Volume 526: debated on Monday 4 April 2011

I am publishing today the “Government’s response to the consultation on disability living allowance reform” (Cm 8051).

Disability living allowance (DLA) has not been fundamentally changed or updated since it was introduced, and no longer provides the framework for supporting disabled people that is needed in the 21st century. Over the last 18 years, DLA has failed to keep pace with the changing approach to disability in society. As it stands, DLA is complex to apply for and to administer, lacks consistency in the way it supports disabled people with similar needs, and has no systematic process for checking the ongoing accuracy of awards.

This is why we believe that now is the time to reform DLA by replacing it with a new benefit for working-age disabled people—personal independence payment. This new benefit will better reflect the desire from disabled people to live independent lives, not labelling individuals by a health condition or impairment but considering its impact on their everyday lives.

The importance of personal independence payment means that spending must remain sustainable for the future. Currently 3.2 million people receive DLA, an increase of around 30% in the past eight years. The announced budget for working-age spend by 2015-16 will bring that expenditure back to 2009-10 levels.

The Government response outlines the feedback received, from both individuals and organisations, and provides further information regarding the replacement of DLA and the introduction of personal independence payment for working-age people from 2013-14.
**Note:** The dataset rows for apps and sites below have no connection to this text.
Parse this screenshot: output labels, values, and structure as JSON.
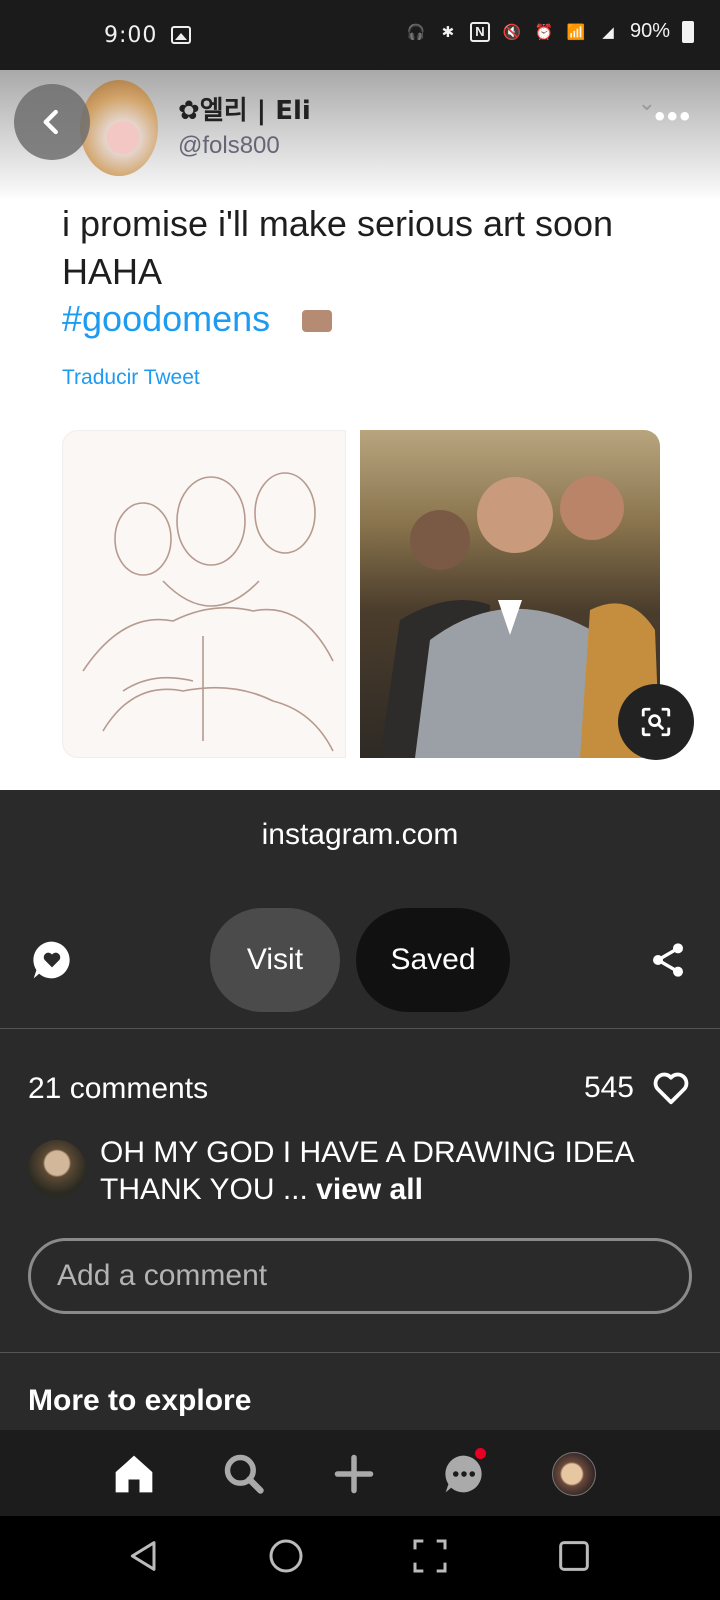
{
  "status_bar": {
    "time": "9:00",
    "battery": "90%"
  },
  "pin": {
    "author_name": "✿엘리 | Eli",
    "author_handle": "@fols800",
    "tweet_text": "i promise i'll make serious art soon HAHA",
    "hashtag": "#goodomens",
    "translate_label": "Traducir Tweet",
    "more_menu": "•••"
  },
  "actions": {
    "source": "instagram.com",
    "visit_label": "Visit",
    "saved_label": "Saved"
  },
  "comments": {
    "count_label": "21 comments",
    "likes": "545",
    "top_comment_text": "OH MY GOD I HAVE A DRAWING IDEA THANK YOU ...",
    "view_all_label": "view all",
    "input_placeholder": "Add a comment"
  },
  "more_to_explore": "More to explore",
  "colors": {
    "panel_bg": "#2a2a2a",
    "link_blue": "#1d9bf0",
    "notification_red": "#e60023"
  }
}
Copies of the Government’s response will be available in the Vote Office, and will be available shortly at: